What the task asks = Check each line of the listing below for the string "text", then copy every line that has it.

Top of Data excerpts

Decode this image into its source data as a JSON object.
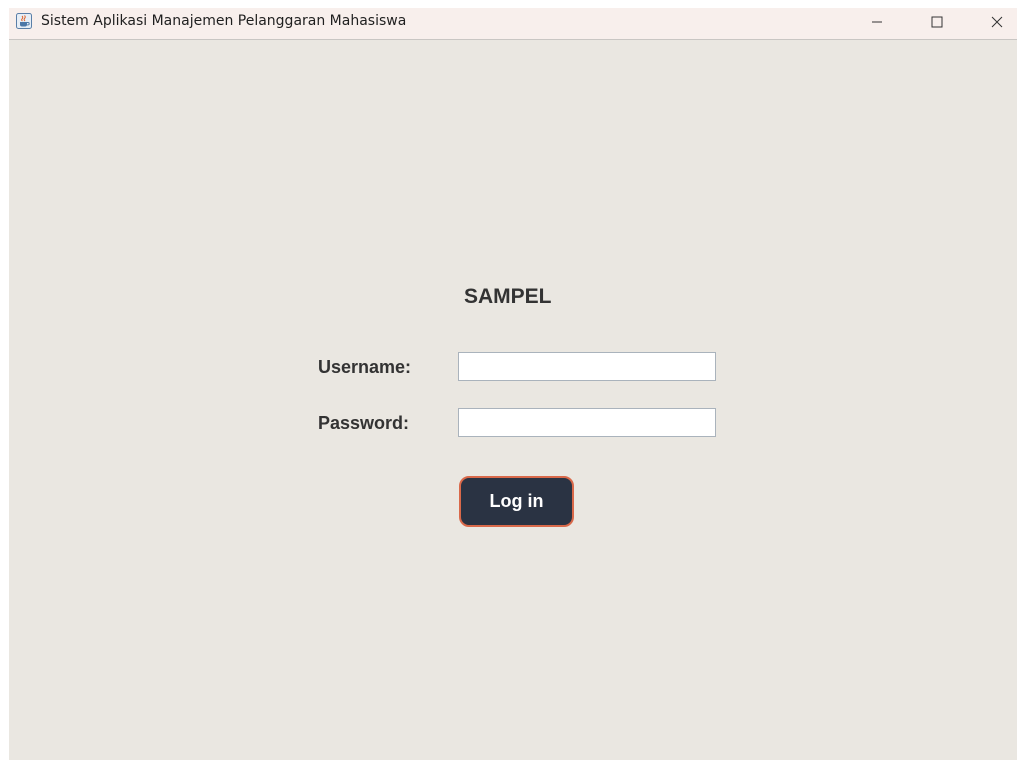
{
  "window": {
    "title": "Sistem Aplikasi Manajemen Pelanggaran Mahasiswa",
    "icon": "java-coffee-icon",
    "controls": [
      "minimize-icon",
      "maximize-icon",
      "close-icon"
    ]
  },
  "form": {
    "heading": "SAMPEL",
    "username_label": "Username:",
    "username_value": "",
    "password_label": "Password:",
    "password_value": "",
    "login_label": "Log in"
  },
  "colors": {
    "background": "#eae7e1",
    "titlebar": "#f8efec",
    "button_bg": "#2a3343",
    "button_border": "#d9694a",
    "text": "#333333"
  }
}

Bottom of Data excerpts
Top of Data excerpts

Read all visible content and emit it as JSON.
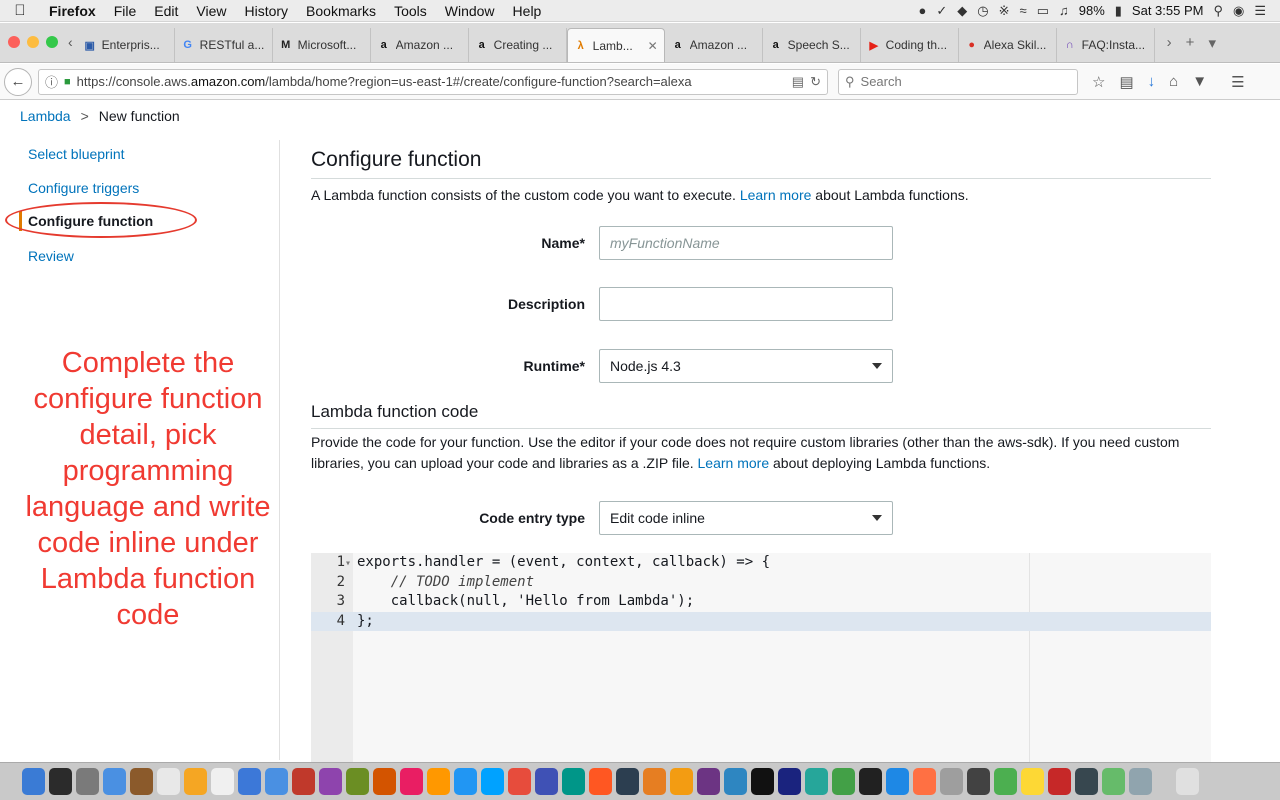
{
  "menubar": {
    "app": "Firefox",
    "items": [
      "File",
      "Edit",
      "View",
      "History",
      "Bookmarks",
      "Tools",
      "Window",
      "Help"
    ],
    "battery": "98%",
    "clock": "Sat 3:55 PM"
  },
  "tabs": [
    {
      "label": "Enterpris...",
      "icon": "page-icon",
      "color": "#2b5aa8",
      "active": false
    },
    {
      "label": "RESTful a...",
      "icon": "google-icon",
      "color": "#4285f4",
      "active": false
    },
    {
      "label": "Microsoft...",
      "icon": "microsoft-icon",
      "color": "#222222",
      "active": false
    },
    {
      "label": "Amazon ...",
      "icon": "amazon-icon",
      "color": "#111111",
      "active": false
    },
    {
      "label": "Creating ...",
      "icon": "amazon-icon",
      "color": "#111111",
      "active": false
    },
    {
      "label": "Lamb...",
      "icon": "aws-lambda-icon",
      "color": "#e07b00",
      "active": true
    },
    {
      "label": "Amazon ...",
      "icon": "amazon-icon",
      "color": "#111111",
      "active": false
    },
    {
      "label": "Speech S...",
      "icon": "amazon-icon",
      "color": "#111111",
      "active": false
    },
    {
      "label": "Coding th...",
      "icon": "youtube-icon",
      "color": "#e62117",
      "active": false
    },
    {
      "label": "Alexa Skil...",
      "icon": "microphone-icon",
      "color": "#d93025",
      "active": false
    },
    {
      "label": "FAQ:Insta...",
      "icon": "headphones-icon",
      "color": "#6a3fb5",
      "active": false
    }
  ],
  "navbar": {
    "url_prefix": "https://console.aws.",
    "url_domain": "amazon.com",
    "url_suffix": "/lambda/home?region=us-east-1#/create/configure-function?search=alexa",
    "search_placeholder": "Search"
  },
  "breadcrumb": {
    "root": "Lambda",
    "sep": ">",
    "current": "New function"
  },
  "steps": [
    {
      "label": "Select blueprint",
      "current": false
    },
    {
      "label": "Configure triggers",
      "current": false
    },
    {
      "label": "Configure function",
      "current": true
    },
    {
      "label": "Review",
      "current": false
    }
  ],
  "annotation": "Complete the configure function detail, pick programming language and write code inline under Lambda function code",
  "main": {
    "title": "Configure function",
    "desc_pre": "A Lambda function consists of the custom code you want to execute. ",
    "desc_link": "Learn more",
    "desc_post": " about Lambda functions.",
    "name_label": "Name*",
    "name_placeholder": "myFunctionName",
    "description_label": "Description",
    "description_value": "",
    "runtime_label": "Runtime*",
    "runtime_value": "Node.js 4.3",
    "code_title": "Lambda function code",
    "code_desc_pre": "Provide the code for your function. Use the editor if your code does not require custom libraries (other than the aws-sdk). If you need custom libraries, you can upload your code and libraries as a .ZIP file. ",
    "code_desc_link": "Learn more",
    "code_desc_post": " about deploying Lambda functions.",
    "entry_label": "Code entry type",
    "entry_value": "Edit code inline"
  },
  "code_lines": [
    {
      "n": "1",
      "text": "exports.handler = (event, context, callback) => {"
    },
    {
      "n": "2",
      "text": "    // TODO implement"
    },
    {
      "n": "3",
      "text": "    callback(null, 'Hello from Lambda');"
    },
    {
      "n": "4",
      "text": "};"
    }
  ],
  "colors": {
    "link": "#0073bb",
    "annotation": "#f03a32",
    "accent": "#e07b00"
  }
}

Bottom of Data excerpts

Response to the exercise =
    "text": "#333333"
      "text": "exports.handler = (event, context, callback) => {"
      "text": "    // TODO implement"
      "text": "    callback(null, 'Hello from Lambda');"
      "text": "};"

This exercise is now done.